[Dataset rows for apps and sites]
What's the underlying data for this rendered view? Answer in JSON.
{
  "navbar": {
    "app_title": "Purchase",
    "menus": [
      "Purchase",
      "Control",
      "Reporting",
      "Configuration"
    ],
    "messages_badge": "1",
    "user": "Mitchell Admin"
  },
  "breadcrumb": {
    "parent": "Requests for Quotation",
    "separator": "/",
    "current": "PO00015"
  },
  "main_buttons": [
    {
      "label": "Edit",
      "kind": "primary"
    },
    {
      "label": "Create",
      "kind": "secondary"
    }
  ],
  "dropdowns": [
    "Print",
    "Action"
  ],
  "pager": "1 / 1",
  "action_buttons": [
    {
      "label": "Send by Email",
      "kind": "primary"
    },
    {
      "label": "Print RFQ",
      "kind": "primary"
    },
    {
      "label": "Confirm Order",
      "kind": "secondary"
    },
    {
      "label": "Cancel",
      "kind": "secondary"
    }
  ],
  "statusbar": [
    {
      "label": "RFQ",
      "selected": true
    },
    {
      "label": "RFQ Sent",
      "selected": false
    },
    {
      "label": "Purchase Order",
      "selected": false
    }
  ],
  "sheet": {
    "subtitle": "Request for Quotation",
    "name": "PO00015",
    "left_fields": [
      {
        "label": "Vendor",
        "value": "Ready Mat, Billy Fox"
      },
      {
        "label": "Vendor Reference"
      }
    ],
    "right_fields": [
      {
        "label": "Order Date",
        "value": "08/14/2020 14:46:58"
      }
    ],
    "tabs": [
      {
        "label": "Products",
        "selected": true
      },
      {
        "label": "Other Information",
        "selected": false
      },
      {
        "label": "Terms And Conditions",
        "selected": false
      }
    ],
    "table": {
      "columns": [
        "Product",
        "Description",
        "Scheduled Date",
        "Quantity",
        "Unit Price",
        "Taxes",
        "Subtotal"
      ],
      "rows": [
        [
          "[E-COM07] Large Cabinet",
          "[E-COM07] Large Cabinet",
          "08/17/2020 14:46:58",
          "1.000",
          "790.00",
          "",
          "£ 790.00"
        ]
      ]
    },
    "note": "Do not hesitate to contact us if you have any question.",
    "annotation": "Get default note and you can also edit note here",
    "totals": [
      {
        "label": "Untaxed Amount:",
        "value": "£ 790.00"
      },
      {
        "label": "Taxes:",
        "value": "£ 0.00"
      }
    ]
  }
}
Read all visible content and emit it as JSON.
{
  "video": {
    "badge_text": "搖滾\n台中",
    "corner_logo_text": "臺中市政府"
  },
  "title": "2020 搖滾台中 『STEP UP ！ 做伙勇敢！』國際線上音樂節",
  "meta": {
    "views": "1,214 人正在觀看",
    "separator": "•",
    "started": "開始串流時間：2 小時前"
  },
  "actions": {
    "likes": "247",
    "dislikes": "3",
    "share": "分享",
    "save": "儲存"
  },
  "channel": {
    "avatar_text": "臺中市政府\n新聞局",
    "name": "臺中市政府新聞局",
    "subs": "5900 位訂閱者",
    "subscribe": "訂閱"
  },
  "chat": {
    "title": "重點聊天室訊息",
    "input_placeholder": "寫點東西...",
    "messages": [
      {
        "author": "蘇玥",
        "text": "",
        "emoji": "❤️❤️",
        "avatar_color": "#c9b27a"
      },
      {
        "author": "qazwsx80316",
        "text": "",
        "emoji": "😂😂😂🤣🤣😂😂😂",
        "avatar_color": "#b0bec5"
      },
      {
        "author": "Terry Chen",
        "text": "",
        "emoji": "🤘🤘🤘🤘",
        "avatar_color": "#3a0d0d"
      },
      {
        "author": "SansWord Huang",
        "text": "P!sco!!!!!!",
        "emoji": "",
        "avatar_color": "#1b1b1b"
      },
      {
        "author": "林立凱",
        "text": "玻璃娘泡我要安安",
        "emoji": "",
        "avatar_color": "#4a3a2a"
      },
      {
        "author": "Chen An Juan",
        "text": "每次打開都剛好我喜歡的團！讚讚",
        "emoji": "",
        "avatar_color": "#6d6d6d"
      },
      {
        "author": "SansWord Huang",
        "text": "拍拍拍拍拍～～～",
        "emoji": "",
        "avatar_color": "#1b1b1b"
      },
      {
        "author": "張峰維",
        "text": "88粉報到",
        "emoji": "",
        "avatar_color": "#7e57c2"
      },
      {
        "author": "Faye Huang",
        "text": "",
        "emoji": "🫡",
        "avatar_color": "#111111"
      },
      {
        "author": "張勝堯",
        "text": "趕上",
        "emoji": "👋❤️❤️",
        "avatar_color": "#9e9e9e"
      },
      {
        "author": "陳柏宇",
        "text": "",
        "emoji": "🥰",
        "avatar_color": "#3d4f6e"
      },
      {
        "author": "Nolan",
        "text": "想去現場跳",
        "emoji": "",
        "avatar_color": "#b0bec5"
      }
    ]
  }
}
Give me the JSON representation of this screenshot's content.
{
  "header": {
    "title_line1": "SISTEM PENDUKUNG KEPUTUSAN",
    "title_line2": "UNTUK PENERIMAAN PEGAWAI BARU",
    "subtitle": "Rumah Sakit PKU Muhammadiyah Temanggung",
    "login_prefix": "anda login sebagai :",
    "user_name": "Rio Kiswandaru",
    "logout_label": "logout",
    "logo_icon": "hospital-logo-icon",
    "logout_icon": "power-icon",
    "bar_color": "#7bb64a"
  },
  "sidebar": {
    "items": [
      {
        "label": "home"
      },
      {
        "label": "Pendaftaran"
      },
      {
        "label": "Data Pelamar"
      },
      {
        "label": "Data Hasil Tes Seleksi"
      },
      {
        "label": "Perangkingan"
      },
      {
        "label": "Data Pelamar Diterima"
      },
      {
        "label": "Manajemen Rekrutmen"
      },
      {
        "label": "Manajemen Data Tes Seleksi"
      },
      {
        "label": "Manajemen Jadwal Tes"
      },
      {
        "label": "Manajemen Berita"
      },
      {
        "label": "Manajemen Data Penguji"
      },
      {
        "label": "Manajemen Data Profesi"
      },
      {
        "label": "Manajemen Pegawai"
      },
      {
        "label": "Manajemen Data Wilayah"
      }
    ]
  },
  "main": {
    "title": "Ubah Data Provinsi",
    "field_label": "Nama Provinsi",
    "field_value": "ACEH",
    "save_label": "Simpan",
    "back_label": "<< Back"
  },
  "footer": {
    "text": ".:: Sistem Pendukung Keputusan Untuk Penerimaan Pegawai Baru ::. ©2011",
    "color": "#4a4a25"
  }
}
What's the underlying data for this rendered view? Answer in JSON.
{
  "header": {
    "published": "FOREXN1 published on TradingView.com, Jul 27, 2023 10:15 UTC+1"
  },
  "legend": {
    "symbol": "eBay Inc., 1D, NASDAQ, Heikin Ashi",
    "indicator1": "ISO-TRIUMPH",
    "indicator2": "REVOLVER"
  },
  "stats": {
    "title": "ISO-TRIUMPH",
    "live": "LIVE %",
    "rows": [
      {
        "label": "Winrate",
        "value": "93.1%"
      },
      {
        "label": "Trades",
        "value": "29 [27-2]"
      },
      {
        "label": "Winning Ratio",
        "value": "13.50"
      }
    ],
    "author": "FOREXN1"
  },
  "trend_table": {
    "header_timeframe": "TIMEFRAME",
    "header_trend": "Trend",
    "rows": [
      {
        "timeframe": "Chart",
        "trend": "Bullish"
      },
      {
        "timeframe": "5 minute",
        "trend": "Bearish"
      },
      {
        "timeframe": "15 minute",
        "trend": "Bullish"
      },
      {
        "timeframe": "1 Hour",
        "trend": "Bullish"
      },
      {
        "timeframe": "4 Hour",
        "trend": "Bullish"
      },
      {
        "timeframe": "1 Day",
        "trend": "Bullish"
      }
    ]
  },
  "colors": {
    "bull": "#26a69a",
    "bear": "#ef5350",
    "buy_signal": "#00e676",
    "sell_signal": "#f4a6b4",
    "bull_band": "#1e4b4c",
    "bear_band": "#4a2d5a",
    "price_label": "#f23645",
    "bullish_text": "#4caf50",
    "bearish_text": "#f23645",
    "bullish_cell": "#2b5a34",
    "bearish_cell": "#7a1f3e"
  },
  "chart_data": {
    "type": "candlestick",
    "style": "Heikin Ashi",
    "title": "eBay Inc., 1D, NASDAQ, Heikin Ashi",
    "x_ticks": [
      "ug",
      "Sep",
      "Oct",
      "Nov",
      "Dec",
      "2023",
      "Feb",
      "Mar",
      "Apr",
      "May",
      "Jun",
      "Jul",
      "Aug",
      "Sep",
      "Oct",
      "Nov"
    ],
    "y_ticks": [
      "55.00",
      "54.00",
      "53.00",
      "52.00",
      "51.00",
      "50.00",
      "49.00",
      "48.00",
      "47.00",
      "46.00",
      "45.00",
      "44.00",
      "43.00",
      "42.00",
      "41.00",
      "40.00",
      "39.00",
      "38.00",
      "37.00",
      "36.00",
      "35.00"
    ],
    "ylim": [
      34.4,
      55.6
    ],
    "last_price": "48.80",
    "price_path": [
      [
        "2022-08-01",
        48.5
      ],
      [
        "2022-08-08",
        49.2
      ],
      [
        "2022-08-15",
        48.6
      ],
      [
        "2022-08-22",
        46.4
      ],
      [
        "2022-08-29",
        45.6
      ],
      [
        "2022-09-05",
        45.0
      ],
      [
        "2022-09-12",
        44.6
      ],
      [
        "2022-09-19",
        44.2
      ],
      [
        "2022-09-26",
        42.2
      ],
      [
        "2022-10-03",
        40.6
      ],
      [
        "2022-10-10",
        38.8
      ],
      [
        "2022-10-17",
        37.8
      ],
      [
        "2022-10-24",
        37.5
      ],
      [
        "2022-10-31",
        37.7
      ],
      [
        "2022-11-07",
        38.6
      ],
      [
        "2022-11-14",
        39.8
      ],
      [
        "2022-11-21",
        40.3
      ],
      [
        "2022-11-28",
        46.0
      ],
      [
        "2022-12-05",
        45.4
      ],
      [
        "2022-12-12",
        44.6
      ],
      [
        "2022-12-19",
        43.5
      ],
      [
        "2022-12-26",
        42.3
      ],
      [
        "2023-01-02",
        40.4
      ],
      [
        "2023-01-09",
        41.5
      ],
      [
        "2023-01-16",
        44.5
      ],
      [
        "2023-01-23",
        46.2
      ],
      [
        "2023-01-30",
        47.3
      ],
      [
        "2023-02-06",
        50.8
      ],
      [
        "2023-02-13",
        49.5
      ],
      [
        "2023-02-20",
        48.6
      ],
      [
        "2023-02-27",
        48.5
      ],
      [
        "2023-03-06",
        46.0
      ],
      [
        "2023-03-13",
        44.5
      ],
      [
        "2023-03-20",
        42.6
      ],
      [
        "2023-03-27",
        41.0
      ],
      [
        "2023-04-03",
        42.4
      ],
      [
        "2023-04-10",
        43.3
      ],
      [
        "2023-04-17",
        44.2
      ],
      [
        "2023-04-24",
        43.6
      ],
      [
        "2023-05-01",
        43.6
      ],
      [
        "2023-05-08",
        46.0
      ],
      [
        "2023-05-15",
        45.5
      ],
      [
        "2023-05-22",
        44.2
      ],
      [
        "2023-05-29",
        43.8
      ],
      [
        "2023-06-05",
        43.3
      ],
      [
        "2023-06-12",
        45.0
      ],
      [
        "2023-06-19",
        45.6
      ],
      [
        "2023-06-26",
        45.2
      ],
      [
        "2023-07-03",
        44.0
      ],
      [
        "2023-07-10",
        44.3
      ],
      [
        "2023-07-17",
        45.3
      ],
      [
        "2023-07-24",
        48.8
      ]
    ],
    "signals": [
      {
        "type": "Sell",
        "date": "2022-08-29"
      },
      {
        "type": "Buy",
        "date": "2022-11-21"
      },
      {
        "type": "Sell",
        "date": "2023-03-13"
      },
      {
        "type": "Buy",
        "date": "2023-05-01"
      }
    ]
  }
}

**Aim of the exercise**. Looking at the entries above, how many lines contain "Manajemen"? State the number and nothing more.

**Result**. 8